Demand for mobility services is expanding faster than new players can enter the market. Thibault cited a 2016 study by consulting firm McKinsey and Co. that forecast the market for shared-mobility services, currently about US$54 billion, could grow to more than US$1.7 trillion by 2030.
“What’s really interesting is we really don’t have enough operators in the marketplace right now to serve all of these US$1.5 trillion,” he said.
Vulog provides the technology that operators can brand for themselves but has found they don’t want to be locked into one service provider’s technology forever as the market and consumer habits change.
“These things are not one size fits all,” he said.
Opening its platform allows Vulog clients, whether it’s automotive OEMs, rental agencies or anyone else, to adapt to market shifts and also seamlessly integrate other applications, such as parking apps to facilitate payment, said Thibault.
“This means that operators are going to be able to mix and match between the various things that they want to offer their consumers,” he said.

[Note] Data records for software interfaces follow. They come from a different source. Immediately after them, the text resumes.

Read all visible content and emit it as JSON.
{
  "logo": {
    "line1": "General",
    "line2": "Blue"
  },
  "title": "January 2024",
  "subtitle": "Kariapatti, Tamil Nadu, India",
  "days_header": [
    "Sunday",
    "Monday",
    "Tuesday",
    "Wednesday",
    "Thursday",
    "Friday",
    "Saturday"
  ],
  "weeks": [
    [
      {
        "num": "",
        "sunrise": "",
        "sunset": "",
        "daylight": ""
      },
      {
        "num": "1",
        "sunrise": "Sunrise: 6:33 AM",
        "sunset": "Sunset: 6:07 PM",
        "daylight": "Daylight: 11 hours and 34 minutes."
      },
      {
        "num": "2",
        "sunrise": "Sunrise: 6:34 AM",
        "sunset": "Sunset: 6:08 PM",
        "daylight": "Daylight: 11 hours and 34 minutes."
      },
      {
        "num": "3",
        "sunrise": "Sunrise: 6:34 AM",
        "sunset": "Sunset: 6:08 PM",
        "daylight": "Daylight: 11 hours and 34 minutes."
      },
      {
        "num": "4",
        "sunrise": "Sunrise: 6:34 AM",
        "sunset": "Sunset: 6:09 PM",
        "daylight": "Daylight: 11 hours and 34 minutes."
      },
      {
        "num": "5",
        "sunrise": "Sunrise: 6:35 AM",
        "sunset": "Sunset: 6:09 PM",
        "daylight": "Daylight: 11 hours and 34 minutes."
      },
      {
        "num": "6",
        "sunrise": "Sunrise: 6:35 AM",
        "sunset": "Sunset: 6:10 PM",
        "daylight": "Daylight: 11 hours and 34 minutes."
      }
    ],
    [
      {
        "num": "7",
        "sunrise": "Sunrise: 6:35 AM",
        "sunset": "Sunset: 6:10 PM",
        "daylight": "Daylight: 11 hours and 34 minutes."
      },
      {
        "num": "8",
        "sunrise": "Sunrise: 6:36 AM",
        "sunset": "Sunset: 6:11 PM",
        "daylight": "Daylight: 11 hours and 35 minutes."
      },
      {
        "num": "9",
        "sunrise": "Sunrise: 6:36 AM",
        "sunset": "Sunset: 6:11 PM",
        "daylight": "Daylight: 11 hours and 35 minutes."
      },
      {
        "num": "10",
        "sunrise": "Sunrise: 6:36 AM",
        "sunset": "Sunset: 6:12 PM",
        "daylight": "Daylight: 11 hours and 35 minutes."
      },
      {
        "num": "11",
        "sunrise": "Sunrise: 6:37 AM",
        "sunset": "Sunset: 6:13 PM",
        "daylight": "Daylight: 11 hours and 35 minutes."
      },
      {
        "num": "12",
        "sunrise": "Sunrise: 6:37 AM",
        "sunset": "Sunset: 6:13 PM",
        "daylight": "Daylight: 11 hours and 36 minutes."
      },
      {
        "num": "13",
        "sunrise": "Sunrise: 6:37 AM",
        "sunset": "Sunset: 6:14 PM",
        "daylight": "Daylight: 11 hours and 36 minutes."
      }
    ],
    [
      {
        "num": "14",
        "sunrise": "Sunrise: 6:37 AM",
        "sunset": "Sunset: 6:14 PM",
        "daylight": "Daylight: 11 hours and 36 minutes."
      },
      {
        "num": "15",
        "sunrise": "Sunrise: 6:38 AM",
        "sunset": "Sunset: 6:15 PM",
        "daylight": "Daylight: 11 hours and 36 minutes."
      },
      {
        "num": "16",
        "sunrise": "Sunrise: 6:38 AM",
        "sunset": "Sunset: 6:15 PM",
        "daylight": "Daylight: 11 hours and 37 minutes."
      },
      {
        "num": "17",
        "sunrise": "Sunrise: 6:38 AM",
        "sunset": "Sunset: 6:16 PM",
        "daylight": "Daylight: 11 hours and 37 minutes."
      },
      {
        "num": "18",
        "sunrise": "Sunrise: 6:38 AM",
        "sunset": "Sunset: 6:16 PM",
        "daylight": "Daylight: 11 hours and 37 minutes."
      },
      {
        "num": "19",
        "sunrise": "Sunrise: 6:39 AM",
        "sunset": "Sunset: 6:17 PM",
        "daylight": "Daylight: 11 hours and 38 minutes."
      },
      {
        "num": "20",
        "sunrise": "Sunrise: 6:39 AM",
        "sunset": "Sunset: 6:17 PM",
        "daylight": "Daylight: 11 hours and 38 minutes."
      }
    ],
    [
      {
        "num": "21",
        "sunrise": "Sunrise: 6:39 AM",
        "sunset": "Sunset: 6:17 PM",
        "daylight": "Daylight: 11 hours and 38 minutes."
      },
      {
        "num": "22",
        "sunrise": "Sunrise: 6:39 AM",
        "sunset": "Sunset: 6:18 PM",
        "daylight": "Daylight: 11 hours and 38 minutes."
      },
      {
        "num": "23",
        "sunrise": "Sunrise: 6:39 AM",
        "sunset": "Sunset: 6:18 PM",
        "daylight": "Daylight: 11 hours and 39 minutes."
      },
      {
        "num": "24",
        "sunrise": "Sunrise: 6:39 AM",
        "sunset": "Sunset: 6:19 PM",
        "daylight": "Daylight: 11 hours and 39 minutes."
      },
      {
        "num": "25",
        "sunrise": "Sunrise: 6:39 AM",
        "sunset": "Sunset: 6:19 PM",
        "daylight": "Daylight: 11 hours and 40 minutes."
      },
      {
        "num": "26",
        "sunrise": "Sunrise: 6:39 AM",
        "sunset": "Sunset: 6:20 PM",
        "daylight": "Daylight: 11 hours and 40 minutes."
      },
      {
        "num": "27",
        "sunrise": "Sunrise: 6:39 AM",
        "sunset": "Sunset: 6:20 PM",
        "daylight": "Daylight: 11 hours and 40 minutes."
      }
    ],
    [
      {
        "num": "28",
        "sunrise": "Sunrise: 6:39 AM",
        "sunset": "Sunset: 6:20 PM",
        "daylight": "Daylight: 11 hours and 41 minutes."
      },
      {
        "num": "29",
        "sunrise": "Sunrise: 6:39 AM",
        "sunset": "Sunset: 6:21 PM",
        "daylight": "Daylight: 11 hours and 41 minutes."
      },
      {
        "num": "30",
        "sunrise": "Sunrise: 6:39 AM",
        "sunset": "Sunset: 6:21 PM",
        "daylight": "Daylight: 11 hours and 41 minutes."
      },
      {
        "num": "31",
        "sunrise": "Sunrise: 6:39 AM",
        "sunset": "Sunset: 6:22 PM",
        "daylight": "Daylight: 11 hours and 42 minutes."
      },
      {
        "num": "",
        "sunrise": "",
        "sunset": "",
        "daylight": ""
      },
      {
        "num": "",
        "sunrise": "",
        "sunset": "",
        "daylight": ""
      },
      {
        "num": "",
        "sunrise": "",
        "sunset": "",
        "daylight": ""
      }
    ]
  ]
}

Thibault told Automotive News Canada no one can forecast how shared-mobility services will evolve but partnerships are the way forward rather than forcing operators to chose one platform over another.
“The reality is by offering an open platform we can power these things and we can also leverage best practices that other companies have developed,” the Montreal native said.
Vulog also plans to organize business workshops and make business-related content available, Thibault said.